This Sunday come and share as I, who was born and raised in this church, who learned what it means to be church in this denomination, try to explain what the United Church belief system is and a bit about how it developed/is always developing. And maybe, just maybe, we will then have an answer to the question Do you folks believe anything?

Monday, March 12, 2012

Looking Forward to March 18, 2012 -- 4th Sunday of Lent

Following worship this week we are invited to share in the CGIT/Explorers Mission Luncheon.

The Scripture Readings this week are:
  • Philippians 4:4-7
  • Luke 11:1-13
  • Romans 8:26-27

The Sermon title is Lord, Teach Us to Pray...

Early Thoughts: In his letter to the Thessalonians St. Paul exhorts us to pray without ceasing. In his letter to the Romans Paul suggests that we do not know how to pray as we ought.  Many of us were taught as children that prayer is a major part of a life in faith, but why?  What are we doing in prayer? 

Scripture makes it very clear that Jesus prayed.  Periodically he goes off to be by himself and pray.  Observing this leads his friends to ask him to teach them to pray.  Out of that question comes the prayer most of us know as the Lord's Prayer (AKA the Our Father, the Jesus Prayer).

But WHY do we pray?  John Dominic Crossan suggests that we pray to recharge our batteries.  Others have insisted that Faith is a relationship with God and so prayer is a way of being in conversation and relationship.  I would say both are true (and also that they are not exclusive as the only reasons we pray).  But knowing why we do something is only a first step.

Years ago I remember meeting with someone who shared that she had trouble praying.  Her prayers felt "dead".  So she asked for advice on how to pray.  Many people, when asked to join a prayer team/prayer circle, say they can't because they don't pray well.  In part we get better (or maybe just more comfortable) at prayer simply by practicing it, by stubbornly praying through the dead times, by opening ourselves to the possibility that the Spirit will move in us.  In fact, Paul suggests to the Romans taht we can only pray when we let the Spirit move within and through us.
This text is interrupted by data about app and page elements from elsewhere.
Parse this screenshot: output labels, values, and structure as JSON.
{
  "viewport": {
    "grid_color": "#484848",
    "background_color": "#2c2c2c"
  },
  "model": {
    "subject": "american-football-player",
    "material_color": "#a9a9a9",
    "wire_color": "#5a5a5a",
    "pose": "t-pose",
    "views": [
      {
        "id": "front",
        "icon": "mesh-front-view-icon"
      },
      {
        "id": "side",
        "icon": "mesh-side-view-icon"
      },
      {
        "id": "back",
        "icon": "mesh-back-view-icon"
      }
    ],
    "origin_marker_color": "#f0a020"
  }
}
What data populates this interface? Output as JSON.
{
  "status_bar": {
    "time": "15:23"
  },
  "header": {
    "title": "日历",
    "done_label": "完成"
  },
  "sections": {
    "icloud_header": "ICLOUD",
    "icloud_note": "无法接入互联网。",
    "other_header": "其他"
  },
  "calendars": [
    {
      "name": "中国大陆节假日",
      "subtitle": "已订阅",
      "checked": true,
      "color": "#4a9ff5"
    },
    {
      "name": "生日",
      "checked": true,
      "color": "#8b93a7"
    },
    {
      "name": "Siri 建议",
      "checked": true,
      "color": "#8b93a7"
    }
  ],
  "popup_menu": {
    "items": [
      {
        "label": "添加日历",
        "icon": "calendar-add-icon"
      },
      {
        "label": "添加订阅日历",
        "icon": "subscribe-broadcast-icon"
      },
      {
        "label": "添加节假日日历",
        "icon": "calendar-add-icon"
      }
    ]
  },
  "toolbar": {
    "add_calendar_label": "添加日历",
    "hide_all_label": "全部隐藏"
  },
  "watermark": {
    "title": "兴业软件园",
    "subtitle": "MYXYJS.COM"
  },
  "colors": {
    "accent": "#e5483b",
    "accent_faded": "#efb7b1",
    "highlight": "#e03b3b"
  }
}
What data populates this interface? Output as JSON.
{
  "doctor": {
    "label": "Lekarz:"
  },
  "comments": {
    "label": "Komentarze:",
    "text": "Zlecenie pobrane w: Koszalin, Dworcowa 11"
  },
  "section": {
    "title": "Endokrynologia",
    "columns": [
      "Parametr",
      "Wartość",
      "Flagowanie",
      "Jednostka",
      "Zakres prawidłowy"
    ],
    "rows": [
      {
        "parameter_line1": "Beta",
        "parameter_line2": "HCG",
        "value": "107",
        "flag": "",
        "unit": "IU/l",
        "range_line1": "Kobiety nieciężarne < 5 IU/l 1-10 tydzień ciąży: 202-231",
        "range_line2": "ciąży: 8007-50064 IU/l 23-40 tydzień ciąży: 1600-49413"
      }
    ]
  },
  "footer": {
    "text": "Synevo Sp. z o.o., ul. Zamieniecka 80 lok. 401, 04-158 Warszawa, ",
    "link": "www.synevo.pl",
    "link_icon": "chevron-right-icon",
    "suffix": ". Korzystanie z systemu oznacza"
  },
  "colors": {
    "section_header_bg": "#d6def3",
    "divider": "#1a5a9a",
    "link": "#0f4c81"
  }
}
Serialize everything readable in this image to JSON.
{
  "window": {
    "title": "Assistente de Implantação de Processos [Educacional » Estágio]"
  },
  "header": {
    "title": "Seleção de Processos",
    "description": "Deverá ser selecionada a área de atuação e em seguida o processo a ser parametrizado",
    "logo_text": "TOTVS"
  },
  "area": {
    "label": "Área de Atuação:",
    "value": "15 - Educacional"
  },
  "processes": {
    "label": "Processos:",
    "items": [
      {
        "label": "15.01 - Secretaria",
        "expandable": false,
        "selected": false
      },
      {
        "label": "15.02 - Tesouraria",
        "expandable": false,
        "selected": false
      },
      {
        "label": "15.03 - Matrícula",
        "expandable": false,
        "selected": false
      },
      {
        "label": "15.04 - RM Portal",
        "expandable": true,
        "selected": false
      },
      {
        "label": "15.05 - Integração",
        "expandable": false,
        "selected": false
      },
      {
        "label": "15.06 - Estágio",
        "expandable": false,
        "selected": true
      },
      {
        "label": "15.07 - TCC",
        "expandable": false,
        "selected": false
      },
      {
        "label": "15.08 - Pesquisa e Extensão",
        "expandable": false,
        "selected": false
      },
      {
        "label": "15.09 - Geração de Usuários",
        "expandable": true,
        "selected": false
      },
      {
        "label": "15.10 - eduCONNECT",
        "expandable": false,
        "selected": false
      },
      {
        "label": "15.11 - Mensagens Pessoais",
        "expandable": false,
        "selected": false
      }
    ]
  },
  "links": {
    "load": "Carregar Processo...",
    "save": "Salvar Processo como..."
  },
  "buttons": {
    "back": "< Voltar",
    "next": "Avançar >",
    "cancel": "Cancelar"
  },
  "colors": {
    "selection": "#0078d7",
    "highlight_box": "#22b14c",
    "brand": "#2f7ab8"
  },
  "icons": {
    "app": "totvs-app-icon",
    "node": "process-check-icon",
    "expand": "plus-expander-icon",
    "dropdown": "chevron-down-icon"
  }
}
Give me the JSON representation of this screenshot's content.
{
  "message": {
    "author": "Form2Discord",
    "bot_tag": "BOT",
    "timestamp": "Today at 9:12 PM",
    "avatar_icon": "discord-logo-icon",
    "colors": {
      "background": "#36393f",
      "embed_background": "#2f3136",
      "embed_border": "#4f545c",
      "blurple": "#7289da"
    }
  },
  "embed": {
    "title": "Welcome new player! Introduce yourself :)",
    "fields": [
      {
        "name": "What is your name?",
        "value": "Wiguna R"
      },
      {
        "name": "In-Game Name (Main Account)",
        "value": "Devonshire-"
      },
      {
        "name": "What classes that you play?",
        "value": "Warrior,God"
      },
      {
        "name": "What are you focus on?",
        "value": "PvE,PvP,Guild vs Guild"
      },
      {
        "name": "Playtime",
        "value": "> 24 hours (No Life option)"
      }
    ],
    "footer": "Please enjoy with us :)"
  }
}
In the end, prayer is a ministry in which we can all participate.  Prayer is something we can all do.  And also, despite the wording of so many prayers, it is my belief that we do not pray to change God/change God's mind.  We pray so that we, and the world, will be changed.  And I believe that somehow, even if it can't really be measured, prayer makes a difference.